MATERIAL FOR THIS TASK —

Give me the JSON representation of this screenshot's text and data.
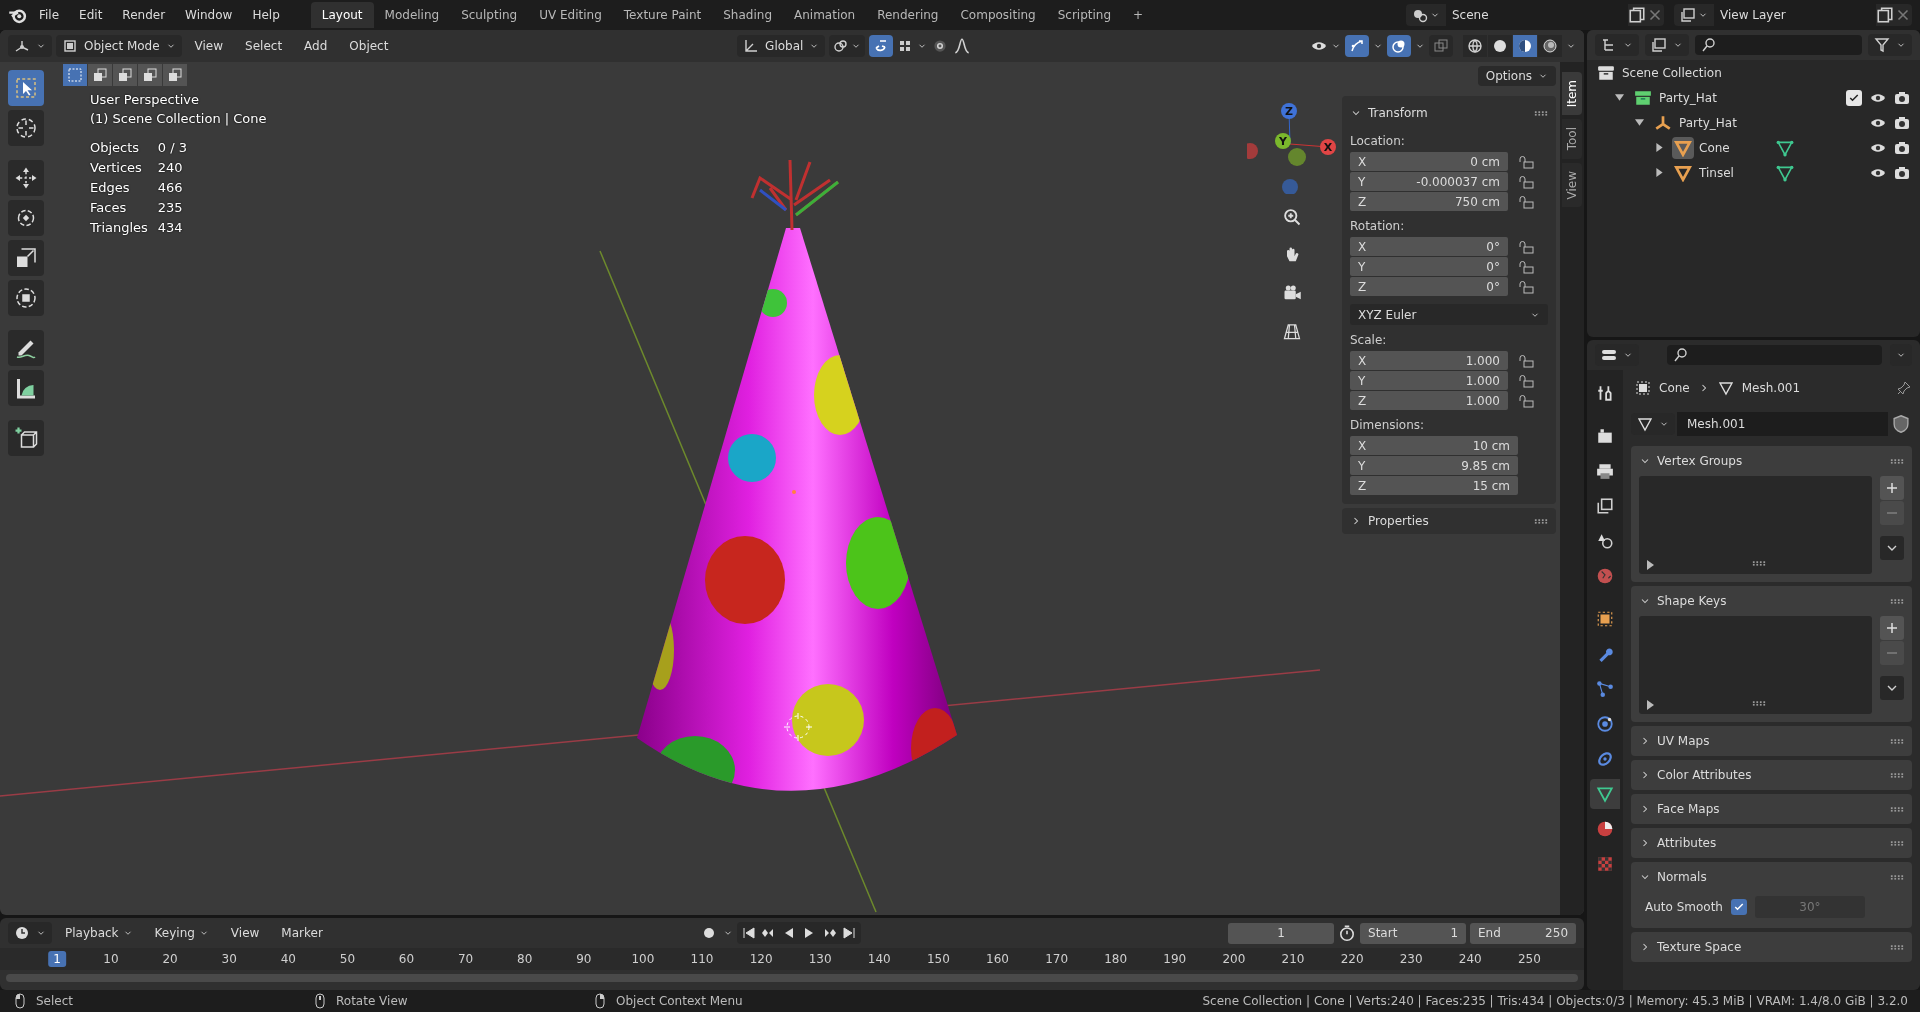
{
  "menu": [
    "File",
    "Edit",
    "Render",
    "Window",
    "Help"
  ],
  "workspaces": [
    {
      "label": "Layout",
      "selected": true
    },
    {
      "label": "Modeling",
      "selected": false
    },
    {
      "label": "Sculpting",
      "selected": false
    },
    {
      "label": "UV Editing",
      "selected": false
    },
    {
      "label": "Texture Paint",
      "selected": false
    },
    {
      "label": "Shading",
      "selected": false
    },
    {
      "label": "Animation",
      "selected": false
    },
    {
      "label": "Rendering",
      "selected": false
    },
    {
      "label": "Compositing",
      "selected": false
    },
    {
      "label": "Scripting",
      "selected": false
    }
  ],
  "add_workspace": "+",
  "scene": "Scene",
  "view_layer": "View Layer",
  "viewport_header": {
    "mode": "Object Mode",
    "menus": [
      "View",
      "Select",
      "Add",
      "Object"
    ],
    "orientation": "Global",
    "options": "Options",
    "toggles": [
      {
        "kind": "snap",
        "on": true
      },
      {
        "kind": "gizmos",
        "on": true
      },
      {
        "kind": "overlays",
        "on": true
      },
      {
        "kind": "xray",
        "on": false
      }
    ],
    "shading": [
      {
        "kind": "wireframe",
        "selected": false
      },
      {
        "kind": "solid",
        "selected": false
      },
      {
        "kind": "material",
        "selected": true
      },
      {
        "kind": "rendered",
        "selected": false
      }
    ],
    "select_modes": [
      {
        "kind": "new",
        "selected": true
      },
      {
        "kind": "extend",
        "selected": false
      },
      {
        "kind": "subtract",
        "selected": false
      },
      {
        "kind": "invert",
        "selected": false
      },
      {
        "kind": "intersect",
        "selected": false
      }
    ]
  },
  "tools": [
    {
      "kind": "select",
      "selected": true
    },
    {
      "kind": "cursor",
      "selected": false
    },
    {
      "kind": "move",
      "selected": false
    },
    {
      "kind": "rotate",
      "selected": false
    },
    {
      "kind": "scale",
      "selected": false
    },
    {
      "kind": "transform",
      "selected": false
    },
    {
      "kind": "annotate",
      "selected": false
    },
    {
      "kind": "measure",
      "selected": false
    },
    {
      "kind": "add_cube",
      "selected": false
    }
  ],
  "overlay": {
    "view": "User Perspective",
    "context": "(1) Scene Collection | Cone",
    "stats": [
      {
        "label": "Objects",
        "value": "0 / 3"
      },
      {
        "label": "Vertices",
        "value": "240"
      },
      {
        "label": "Edges",
        "value": "466"
      },
      {
        "label": "Faces",
        "value": "235"
      },
      {
        "label": "Triangles",
        "value": "434"
      }
    ]
  },
  "gizmo_axes": [
    "Z",
    "Y",
    "X"
  ],
  "n_panel": {
    "tabs": [
      {
        "label": "Item",
        "selected": true
      },
      {
        "label": "Tool",
        "selected": false
      },
      {
        "label": "View",
        "selected": false
      }
    ],
    "transform": {
      "title": "Transform",
      "expanded": true,
      "groups": [
        {
          "kind": "vector",
          "label": "Location:",
          "fields": [
            {
              "axis": "X",
              "value": "0 cm",
              "locked": false
            },
            {
              "axis": "Y",
              "value": "-0.000037 cm",
              "locked": false
            },
            {
              "axis": "Z",
              "value": "750 cm",
              "locked": false
            }
          ]
        },
        {
          "kind": "vector",
          "label": "Rotation:",
          "fields": [
            {
              "axis": "X",
              "value": "0°",
              "locked": false
            },
            {
              "axis": "Y",
              "value": "0°",
              "locked": false
            },
            {
              "axis": "Z",
              "value": "0°",
              "locked": false
            }
          ]
        },
        {
          "kind": "dropdown",
          "value": "XYZ Euler"
        },
        {
          "kind": "vector",
          "label": "Scale:",
          "fields": [
            {
              "axis": "X",
              "value": "1.000",
              "locked": false
            },
            {
              "axis": "Y",
              "value": "1.000",
              "locked": false
            },
            {
              "axis": "Z",
              "value": "1.000",
              "locked": false
            }
          ]
        },
        {
          "kind": "vector",
          "label": "Dimensions:",
          "fields": [
            {
              "axis": "X",
              "value": "10 cm"
            },
            {
              "axis": "Y",
              "value": "9.85 cm"
            },
            {
              "axis": "Z",
              "value": "15 cm"
            }
          ]
        }
      ]
    },
    "properties": {
      "title": "Properties",
      "expanded": false
    }
  },
  "outliner": {
    "tree": [
      {
        "name": "Scene Collection",
        "kind": "scene_collection",
        "children": [
          {
            "name": "Party_Hat",
            "kind": "collection",
            "expanded": true,
            "included": true,
            "children": [
              {
                "name": "Party_Hat",
                "kind": "empty",
                "expanded": true,
                "children": [
                  {
                    "name": "Cone",
                    "kind": "mesh",
                    "expanded": false,
                    "active": true
                  },
                  {
                    "name": "Tinsel",
                    "kind": "mesh",
                    "expanded": false,
                    "active": false
                  }
                ]
              }
            ]
          }
        ]
      }
    ]
  },
  "properties": {
    "tabs": [
      {
        "kind": "tool",
        "selected": false
      },
      {
        "kind": "render",
        "selected": false
      },
      {
        "kind": "output",
        "selected": false
      },
      {
        "kind": "view_layer",
        "selected": false
      },
      {
        "kind": "scene",
        "selected": false
      },
      {
        "kind": "world",
        "selected": false
      },
      {
        "kind": "object",
        "selected": false
      },
      {
        "kind": "modifiers",
        "selected": false
      },
      {
        "kind": "particles",
        "selected": false
      },
      {
        "kind": "physics",
        "selected": false
      },
      {
        "kind": "constraints",
        "selected": false
      },
      {
        "kind": "data",
        "selected": true
      },
      {
        "kind": "material",
        "selected": false
      },
      {
        "kind": "texture",
        "selected": false
      }
    ],
    "breadcrumb": [
      "Cone",
      "Mesh.001"
    ],
    "datablock": "Mesh.001",
    "panels": [
      {
        "title": "Vertex Groups",
        "kind": "list",
        "expanded": true
      },
      {
        "title": "Shape Keys",
        "kind": "list",
        "expanded": true
      },
      {
        "title": "UV Maps",
        "kind": "plain",
        "expanded": false
      },
      {
        "title": "Color Attributes",
        "kind": "plain",
        "expanded": false
      },
      {
        "title": "Face Maps",
        "kind": "plain",
        "expanded": false
      },
      {
        "title": "Attributes",
        "kind": "plain",
        "expanded": false
      },
      {
        "title": "Normals",
        "kind": "normals",
        "expanded": true,
        "option": {
          "label": "Auto Smooth",
          "checked": true,
          "angle": "30°"
        }
      },
      {
        "title": "Texture Space",
        "kind": "plain",
        "expanded": false
      }
    ]
  },
  "timeline": {
    "menus": [
      "Playback",
      "Keying",
      "View",
      "Marker"
    ],
    "current_frame": "1",
    "start_label": "Start",
    "start": "1",
    "end_label": "End",
    "end": "250",
    "frames": [
      {
        "label": "1",
        "selected": true
      },
      {
        "label": "10",
        "selected": false
      },
      {
        "label": "20",
        "selected": false
      },
      {
        "label": "30",
        "selected": false
      },
      {
        "label": "40",
        "selected": false
      },
      {
        "label": "50",
        "selected": false
      },
      {
        "label": "60",
        "selected": false
      },
      {
        "label": "70",
        "selected": false
      },
      {
        "label": "80",
        "selected": false
      },
      {
        "label": "90",
        "selected": false
      },
      {
        "label": "100",
        "selected": false
      },
      {
        "label": "110",
        "selected": false
      },
      {
        "label": "120",
        "selected": false
      },
      {
        "label": "130",
        "selected": false
      },
      {
        "label": "140",
        "selected": false
      },
      {
        "label": "150",
        "selected": false
      },
      {
        "label": "160",
        "selected": false
      },
      {
        "label": "170",
        "selected": false
      },
      {
        "label": "180",
        "selected": false
      },
      {
        "label": "190",
        "selected": false
      },
      {
        "label": "200",
        "selected": false
      },
      {
        "label": "210",
        "selected": false
      },
      {
        "label": "220",
        "selected": false
      },
      {
        "label": "230",
        "selected": false
      },
      {
        "label": "240",
        "selected": false
      },
      {
        "label": "250",
        "selected": false
      }
    ]
  },
  "status_bar": {
    "hints": [
      {
        "kind": "left",
        "text": "Select"
      },
      {
        "kind": "middle",
        "text": "Rotate View"
      },
      {
        "kind": "right",
        "text": "Object Context Menu"
      }
    ],
    "info": "Scene Collection | Cone | Verts:240 | Faces:235 | Tris:434 | Objects:0/3 | Memory: 45.3 MiB | VRAM: 1.4/8.0 GiB | 3.2.0"
  }
}
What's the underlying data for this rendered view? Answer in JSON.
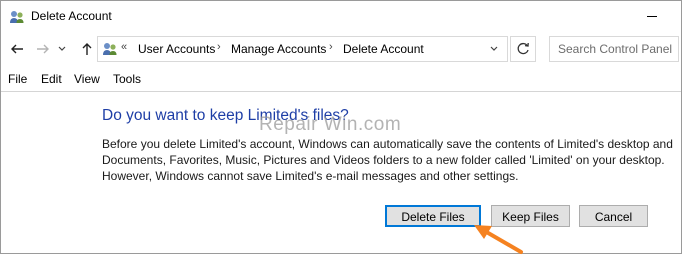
{
  "window": {
    "title": "Delete Account"
  },
  "nav": {
    "back_icon": "back-arrow-icon",
    "forward_icon": "forward-arrow-icon",
    "up_icon": "up-arrow-icon"
  },
  "address": {
    "overflow": "«",
    "breadcrumbs": [
      "User Accounts",
      "Manage Accounts",
      "Delete Account"
    ],
    "separator": "›"
  },
  "search": {
    "placeholder": "Search Control Panel"
  },
  "menu": {
    "items": [
      "File",
      "Edit",
      "View",
      "Tools"
    ]
  },
  "dialog": {
    "heading": "Do you want to keep Limited's files?",
    "lines": [
      "Before you delete Limited's account, Windows can automatically save the contents of Limited's desktop and",
      "Documents, Favorites, Music, Pictures and Videos folders to a new folder called 'Limited' on your desktop.",
      "However, Windows cannot save Limited's e-mail messages and other settings."
    ],
    "watermark": "Repair Win.com"
  },
  "buttons": {
    "delete": "Delete Files",
    "keep": "Keep Files",
    "cancel": "Cancel"
  },
  "colors": {
    "heading": "#1e3ea6",
    "focus_border": "#0078d7",
    "annotation_arrow": "#f58220"
  }
}
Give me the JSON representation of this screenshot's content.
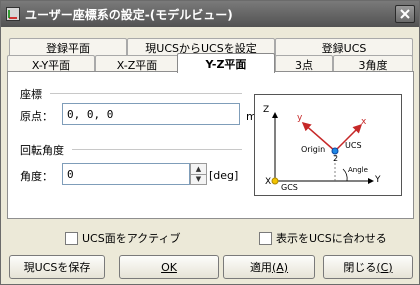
{
  "window": {
    "title": "ユーザー座標系の設定-(モデルビュー)"
  },
  "tabs": {
    "row1": [
      "登録平面",
      "現UCSからUCSを設定",
      "登録UCS"
    ],
    "row2": [
      "X-Y平面",
      "X-Z平面",
      "Y-Z平面",
      "3点",
      "3角度"
    ],
    "active": "Y-Z平面"
  },
  "coords": {
    "group_label": "座標",
    "origin_label": "原点：",
    "origin_value": "0, 0, 0",
    "unit": "m"
  },
  "rotation": {
    "group_label": "回転角度",
    "angle_label": "角度：",
    "angle_value": "0",
    "unit": "[deg]"
  },
  "diagram": {
    "labels": {
      "z_axis": "Z",
      "y_axis": "Y",
      "x_axis": "X",
      "ucs_x": "x",
      "ucs_y": "y",
      "origin": "Origin",
      "origin_num": "2",
      "ucs": "UCS",
      "gcs": "GCS",
      "angle": "Angle"
    },
    "colors": {
      "ucs_axis": "#c62828",
      "origin_dot": "#1e88e5",
      "gcs_origin": "#f2c300"
    }
  },
  "options": {
    "ucs_active": {
      "label": "UCS面をアクティブ",
      "checked": false
    },
    "align_display": {
      "label": "表示をUCSに合わせる",
      "checked": false
    }
  },
  "buttons": {
    "save_ucs": "現UCSを保存",
    "ok": "OK",
    "apply": "適用",
    "apply_key": "(A)",
    "close": "閉じる",
    "close_key": "(C)"
  },
  "icons": {
    "title": "coordinate-system-icon",
    "close": "close-icon",
    "spin_up": "spin-up-icon",
    "spin_down": "spin-down-icon"
  }
}
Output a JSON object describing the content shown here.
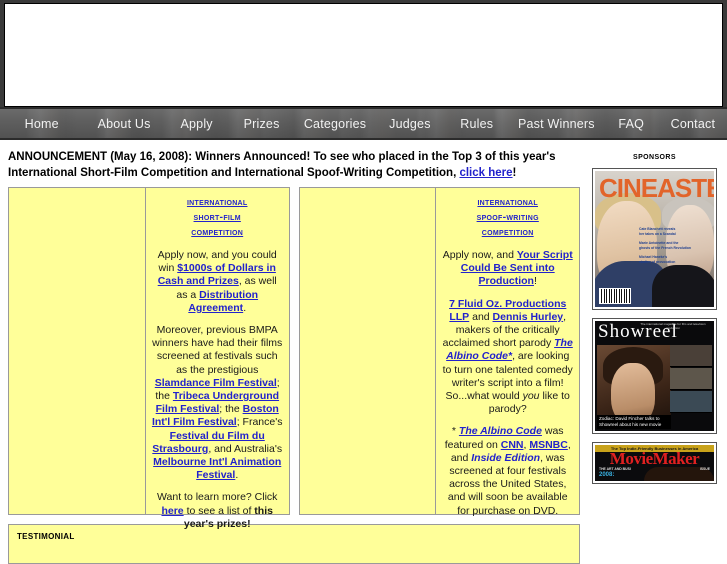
{
  "nav": {
    "items": [
      {
        "label": "Home"
      },
      {
        "label": "About Us"
      },
      {
        "label": "Apply"
      },
      {
        "label": "Prizes"
      },
      {
        "label": "Categories"
      },
      {
        "label": "Judges"
      },
      {
        "label": "Rules"
      },
      {
        "label": "Past Winners"
      },
      {
        "label": "FAQ"
      },
      {
        "label": "Contact"
      }
    ]
  },
  "announcement": {
    "line1": "ANNOUNCEMENT (May 16, 2008): Winners Announced! To see who placed in the Top 3 of this year's",
    "line2_pre": "International Short-Film Competition and International Spoof-Writing Competition, ",
    "link": "click here",
    "line2_post": "!"
  },
  "film_box": {
    "title_line1": "International",
    "title_line2": "Short-Film",
    "title_line3": "Competition",
    "p1_a": "Apply now, and you could win ",
    "p1_link1": "$1000s of Dollars in Cash and Prizes",
    "p1_b": ", as well as a ",
    "p1_link2": "Distribution Agreement",
    "p1_c": ".",
    "p2_a": "Moreover, previous BMPA winners have had their films screened at festivals such as the prestigious ",
    "p2_link1": "Slamdance Film Festival",
    "p2_b": "; the ",
    "p2_link2": "Tribeca Underground Film Festival",
    "p2_c": "; the ",
    "p2_link3": "Boston Int'l Film Festival",
    "p2_d": "; France's ",
    "p2_link4": "Festival du Film du Strasbourg",
    "p2_e": ", and Australia's ",
    "p2_link5": "Melbourne Int'l Animation Festival",
    "p2_f": ".",
    "p3_a": "Want to learn more? Click ",
    "p3_link": "here",
    "p3_b": " to see a list of ",
    "p3_bold": "this year's prizes!"
  },
  "spoof_box": {
    "title_line1": "International",
    "title_line2": "Spoof-Writing",
    "title_line3": "Competition",
    "p1_a": "Apply now, and ",
    "p1_link": "Your Script Could Be Sent into Production",
    "p1_b": "!",
    "p2_link1": "7 Fluid Oz. Productions LLP",
    "p2_a": " and ",
    "p2_link2": "Dennis Hurley",
    "p2_b": ", makers of the critically acclaimed short parody ",
    "p2_title": "The Albino Code*",
    "p2_c": ", are looking to turn one talented comedy writer's script into a film! So...what would ",
    "p2_you": "you",
    "p2_d": " like to parody?",
    "p3_star": "* ",
    "p3_title": "The Albino Code",
    "p3_a": " was featured on ",
    "p3_link1": "CNN",
    "p3_b": ", ",
    "p3_link2": "MSNBC",
    "p3_c": ", and ",
    "p3_em": "Inside Edition",
    "p3_d": ", was screened at four festivals across the United States, and will soon be available for purchase on DVD."
  },
  "testimonial": {
    "title": "Testimonial"
  },
  "sponsors": {
    "title": "Sponsors",
    "items": [
      {
        "name": "Cineaste",
        "wordmark": "CINEASTE",
        "blurbs": [
          "Cate Blanchett reveals",
          "her takes on a Scandal",
          "Marie Antoinette and the",
          "ghosts of the French Revolution",
          "Michael Haneke's",
          "studies of provocation"
        ]
      },
      {
        "name": "Showreel",
        "wordmark": "Showreel",
        "tagline": "The international magazine for film and television production",
        "caption": "Zodiac: David Fincher talks to Showreel about his new movie"
      },
      {
        "name": "MovieMaker",
        "wordmark": "MovieMaker",
        "topline": "The Top Indie-Friendly Businesses in America",
        "subleft": "THE ART AND BUSI",
        "subright": "ISSUE",
        "year": "2008:"
      }
    ]
  },
  "colors": {
    "panel_yellow": "#ffff99",
    "link_blue": "#2222cc",
    "nav_gray": "#6e6e6e",
    "border_gray": "#9a9a9a"
  }
}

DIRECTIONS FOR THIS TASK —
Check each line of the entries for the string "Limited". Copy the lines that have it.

RESULT BELOW —
    "heading": "Do you want to keep Limited's files?",
      "Before you delete Limited's account, Windows can automatically save the contents of Limited's desktop and",
      "Documents, Favorites, Music, Pictures and Videos folders to a new folder called 'Limited' on your desktop.",
      "However, Windows cannot save Limited's e-mail messages and other settings."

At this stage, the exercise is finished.